Fulton County Superior Court Judge Robert McBurney will decide on Tuesday whether to unseal a final report from the jury appointed as part of Fulton County District Attorney Fani Willis’ investigation.
The special grand jury concluded their inquiry on January 9 after hearing evidence for around six months. If McBurney does decide to unseal the findings, he may still rule that certain parts must be redacted.
The criminal investigation was originally launched to investigate Trump’s January 2021 phone call with Georgia Secretary of State Brad Raffensperger where the former president asked him to “find” 11,780 votes to help him beat Joe Biden in the 2020 election.
The investigation was later expanded to examine an alleged “multi-state, coordinated plan” by the Trump campaign to influence the results of the November 2020 election, including how a group of Republicans in Georgia had signed a certificate falsely stating that Trump had beaten Biden in Georgia.

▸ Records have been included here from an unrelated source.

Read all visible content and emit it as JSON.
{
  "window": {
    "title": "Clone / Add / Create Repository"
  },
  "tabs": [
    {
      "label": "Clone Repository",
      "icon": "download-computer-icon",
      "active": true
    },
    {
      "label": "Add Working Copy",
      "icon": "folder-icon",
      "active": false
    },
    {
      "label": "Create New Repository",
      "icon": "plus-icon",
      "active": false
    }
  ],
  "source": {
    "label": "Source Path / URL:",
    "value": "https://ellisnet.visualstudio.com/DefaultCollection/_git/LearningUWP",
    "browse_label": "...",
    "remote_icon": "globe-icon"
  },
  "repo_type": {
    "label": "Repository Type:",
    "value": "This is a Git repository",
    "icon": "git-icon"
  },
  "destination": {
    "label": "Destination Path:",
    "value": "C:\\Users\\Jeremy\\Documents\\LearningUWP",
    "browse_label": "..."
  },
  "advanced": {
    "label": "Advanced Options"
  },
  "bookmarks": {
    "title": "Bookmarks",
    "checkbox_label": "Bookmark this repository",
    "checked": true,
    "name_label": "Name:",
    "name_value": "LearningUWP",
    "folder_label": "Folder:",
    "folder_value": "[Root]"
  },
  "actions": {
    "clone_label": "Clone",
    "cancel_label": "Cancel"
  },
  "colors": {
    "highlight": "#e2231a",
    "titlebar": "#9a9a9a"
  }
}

While the special grand jury worked on the report, which is likely to include recommendations on criminal prosecutions, the potentially historic decision on whether Trump should be charged in connection to attempts to overturn the 2020 election results will ultimately fall to Willis.
Anthony Michael Kreis, a constitutional law professor at Georgia State University, said that any recommendations from the special grand jury will “play heavily” in Willis’ decision whether to prosecute Trump or his allies.
“It is hard for Willis to decline to prosecute if a jury of her constituents—who know best what happened in Georgia over any other body—conclude crimes likely occurred in Fulton County and recommends further action,” Kreis told Newsweek.
“On the other hand, should the report not make a recommendation or indicate they do not see a cause for pursuing criminal charges, that gives the office credibility in the public eye to close the case.”
Kreis added that the high levels of public interest in the Georgia election investigation mean the report should be made public.
“This is not a run-of-the-mill criminal investigation that does not have larger implications for society on a local, state, and national level,” Kreis said.
Trump has repeatedly denied any wrongdoing in connection to the Georgia investigation, accusing it of being a “witch hunt” against him and describing his phone call with Raffensperger as “perfect.”
Trump echoed this sentiment in a series of posts on Truth Social on Tuesday morning, where he also repeated the false claim the 2020 election was “rigged and stolen.”
“My phone call to the Secretary of State of Georgia, and a second call which the Marxists, Communists, Racists, and RINOS don’t even want to talk about, were ‘PERFECT’ calls,” Trump wrote. “Many people, including lawyers for both sides, were knowingly on the line. I was protesting a RIGGED & STOLEN Election, which evidence proves it was. I won Georgia by a lot, but only needed a small number of votes from that total number.”
In a statement ahead of Tuesday’s hearing, Trump’s legal team in Georgia said they will not be present in Fulton County, noting that the special grand jury never subpoenaed Trump or asked him to voluntarily answer questions as part of their investigation
“We can assume that the grand jury did their job and looked at the facts and the law, as we have, and concluded there were no violations of the law by President Trump,” attorneys Drew Findling, Marissa Goldberg and Jennifer Little said.